HAMILTON, Ohio - Rachel Snelbaker fought the lonely battle against her daughter's heroin abuse for years, trying to get her into treatment and trying to track her down when she went missing to use drugs.
It ended suddenly and sadly when the 21-year-old died after a heroin overdose four months ago.
"Nobody wants to think that it's going to be their child," Snelbaker said. "That day, everything changed in my life forever."
AP Photo/Candy Murray Abbott waves at passing motorists during an anti-heroin rally held by Heroin Control saturday in Hamilton, Ohio.
Now, working alongside others whose lives have been torn apart by heroin, she's fighting back against the scourge.
Multiple efforts are underway in southwest Ohio's Butler County, where Snelbaker lives and where this year's heroin-related deaths are already running at a pace far ahead of last year's alarming 55 dead.
Some are modeled after anti-heroin campaigns mounted in other states, with town halls, Facebook pages, and poster-waving rallies with simple messages such as: "Honk If You Hate Heroin!"
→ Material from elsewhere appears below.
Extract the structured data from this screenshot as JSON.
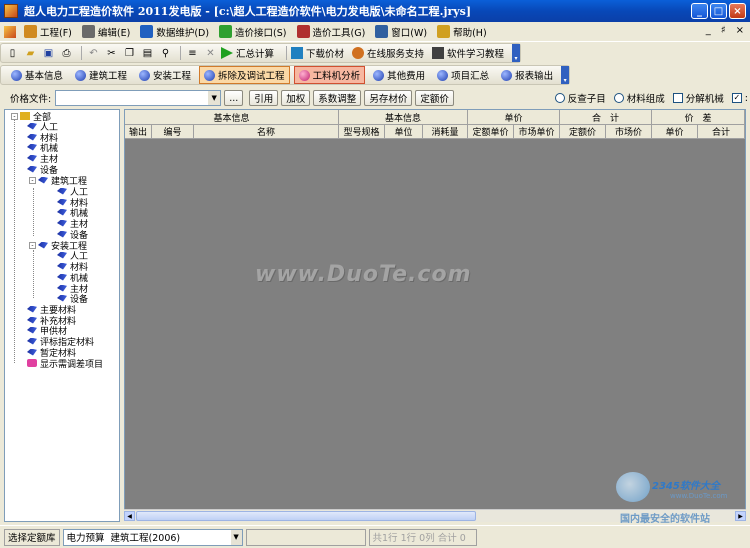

One recent night, Snelbaker joined Tammie Norris, whose daughter just emerged from drug treatment incarceration, at a meeting of the Butler County Opiate Abuse Task Force, a loosely knit group of dozens of social services officials, addiction experts, educators, parents of addicts and other community activists that started meeting late last year.
"I think everybody recognizes that the problem is bigger than what we thought it was," said Susan Cross Lipnickey, an attorney and a Miami University associate professor leading the sessions. "It is a 360-degree problem. It is impacting everybody."
Lipnickey set up participant teams to strategize, including educational door hangars, lobbying lawmakers, and organizing school and community forums.
"We can't change the world overnight, but we can begin to make incremental changes," said Lipnickey, who said the local effort in this community about 25 miles north of Cincinnati can follow approaches used in northern Kentucky.